Paxton applies its ruling to all types of police vehicles:

This case requires us to confront the issue we left open in Webster and to decide whether the unique features of police vans and squadrols support an expectation of privacy that society is prepared to recognize as reasonable. Although we agree with Judges Castillo and Gettleman that distinctions can be drawn between a squad car on the one hand and a police squadrol or van on the other, we believe those distinctions matter more as to a detainee’s subjective expectation of privacy than they do to the objective reasonableness ofthat expectation of privacy. The enclosed nature of the detainee compartment in a van like the one used to transport the defendants in this case may cause a detainee to think that he cannot be overheard. See R. 156‐1 (declaration of Matthew Webster) ¶ 3 (“I believed that the conversation was private because it was in a separate, enclosed area of the paddy wagon and not in a squad car, and because we had the conversation when no agents or officers were present and the van door was shut … .”). But given the inescapable fact that a detainee has been taken into custody and placed into a marked police vehicle for transport to a law enforcement facility, we are not convinced that any expectation of privacy on the part of the detainee in the van is one that society is prepared to recognize as reasonable.”

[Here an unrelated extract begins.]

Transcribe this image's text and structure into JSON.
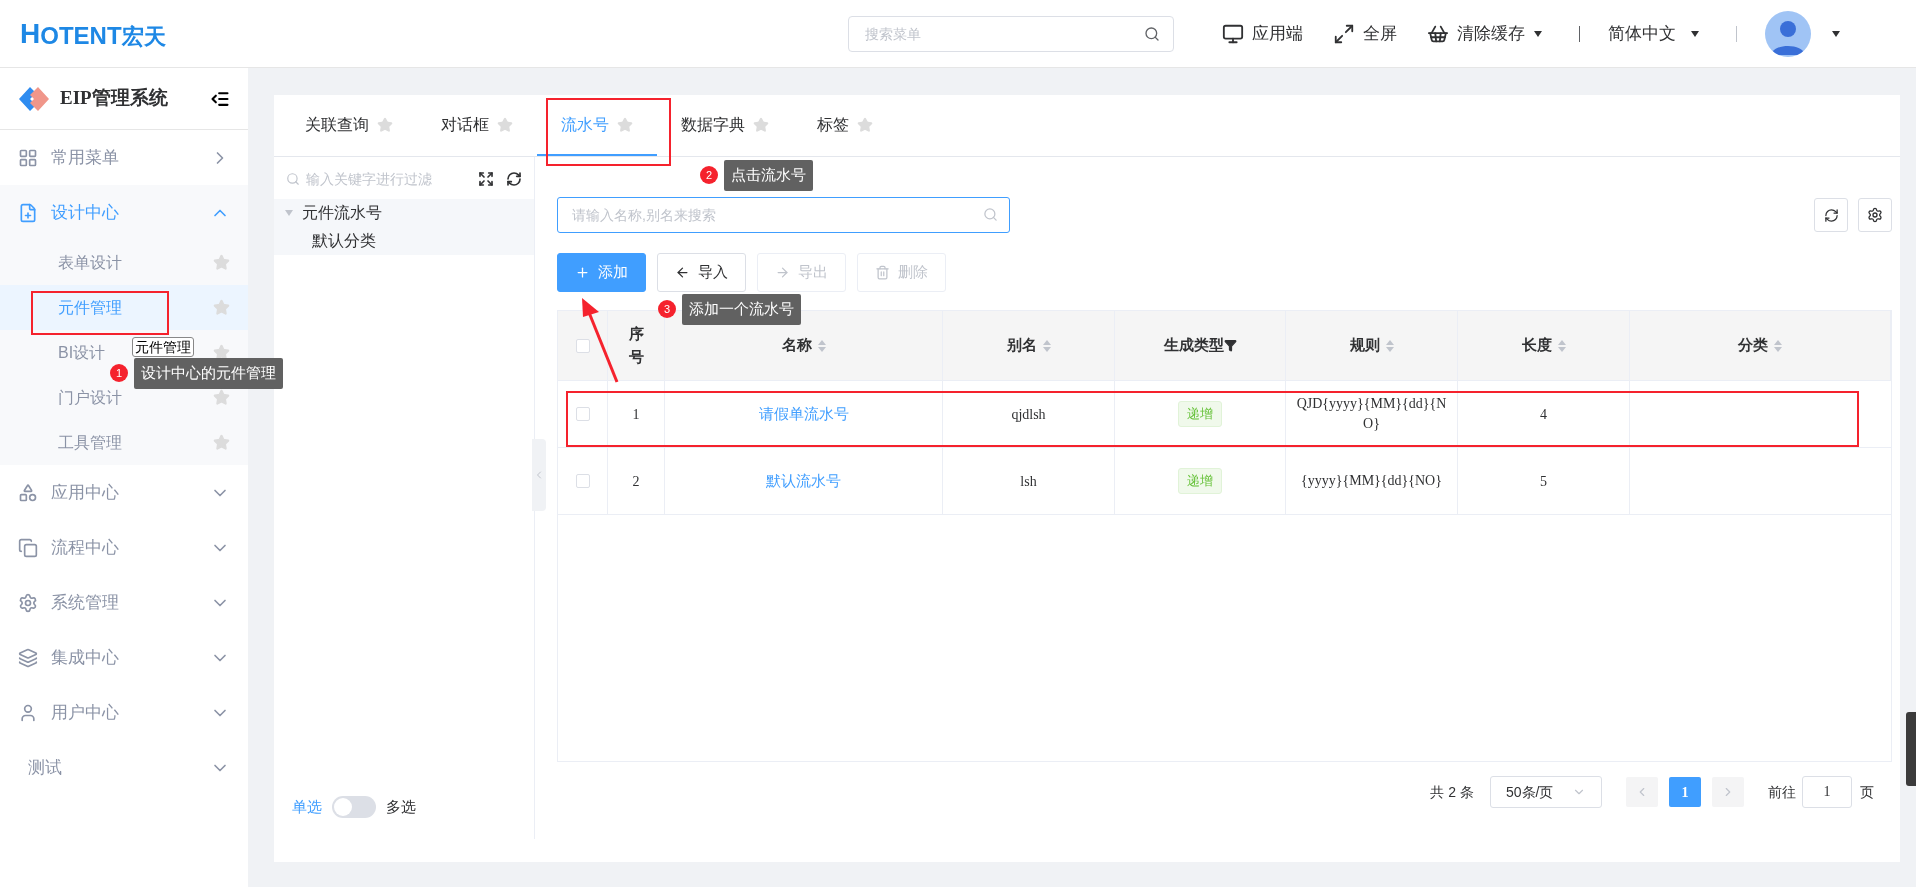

Of course, when a person does not have a reasonable expectation of privacy, Fourth Amendment protection does not apply. Rideout v. Virginia, 62 Va.App. 779, 785-86 (2014).